——————- TERMS OF SALE —————–
Most of my items are vintage, and as such are AS-IS, so you must therefore expect a degree of wear due to age and/or usage. I will describe each auction to the best of my knowledge and take as many photos necessary to ensure you are pleased upon receiving your item. All sales are final, so please make sure your questions are answered to your satisfaction before you purchase.
——————- ABOUT ME —————–
Although my passion is the Me109, I do offer many other German Aircraft (Fw190, Me262, etc.), as well as USAF and Japanese items. Occasionally I do offer many non-vintage items such as prints and art relating to the time period. As a private collector myself, I am constantly on the lookout for historical memorabilia, authentic photographs, artwork or anything unique relating to military aircraft.
——————- COPYRIGHT —————–

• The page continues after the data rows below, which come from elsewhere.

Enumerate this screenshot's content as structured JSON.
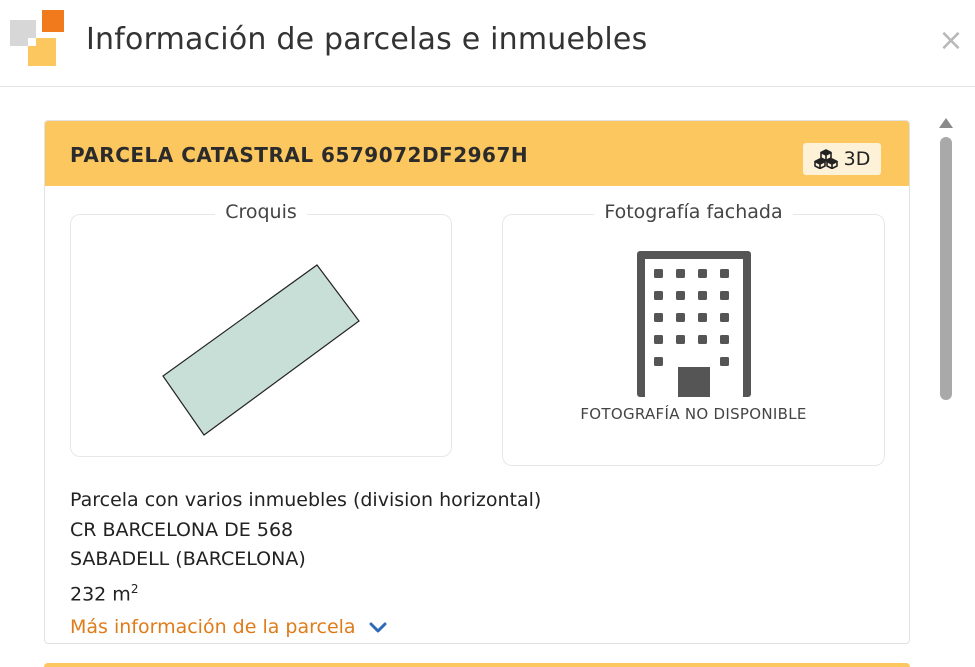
{
  "header": {
    "title": "Información de parcelas e inmuebles",
    "logo_icon": "cadastre-logo-icon",
    "close_label": "×"
  },
  "parcel": {
    "title": "PARCELA CATASTRAL 6579072DF2967H",
    "view_3d_label": "3D",
    "view_3d_icon": "cubes-icon",
    "croquis_label": "Croquis",
    "photo_label": "Fotografía fachada",
    "photo_unavailable": "FOTOGRAFÍA NO DISPONIBLE",
    "photo_icon": "building-icon",
    "description": "Parcela con varios inmuebles (division horizontal)",
    "address": "CR BARCELONA DE 568",
    "city": "SABADELL (BARCELONA)",
    "area_value": "232 m",
    "area_unit_exp": "2",
    "more_info_label": "Más información de la parcela",
    "more_info_icon": "chevron-down-icon"
  },
  "colors": {
    "header_band": "#fcc75f",
    "link": "#e07b1a",
    "parcel_fill": "#c8dfd8",
    "icon_dark": "#555555"
  }
}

All pictures and descriptions used in my auctions under COPYRIGHT and I forbid the use of these photos and information in any manner such as paper or electronic (internet) publications or otherwise. Use is solely based on my authorization only.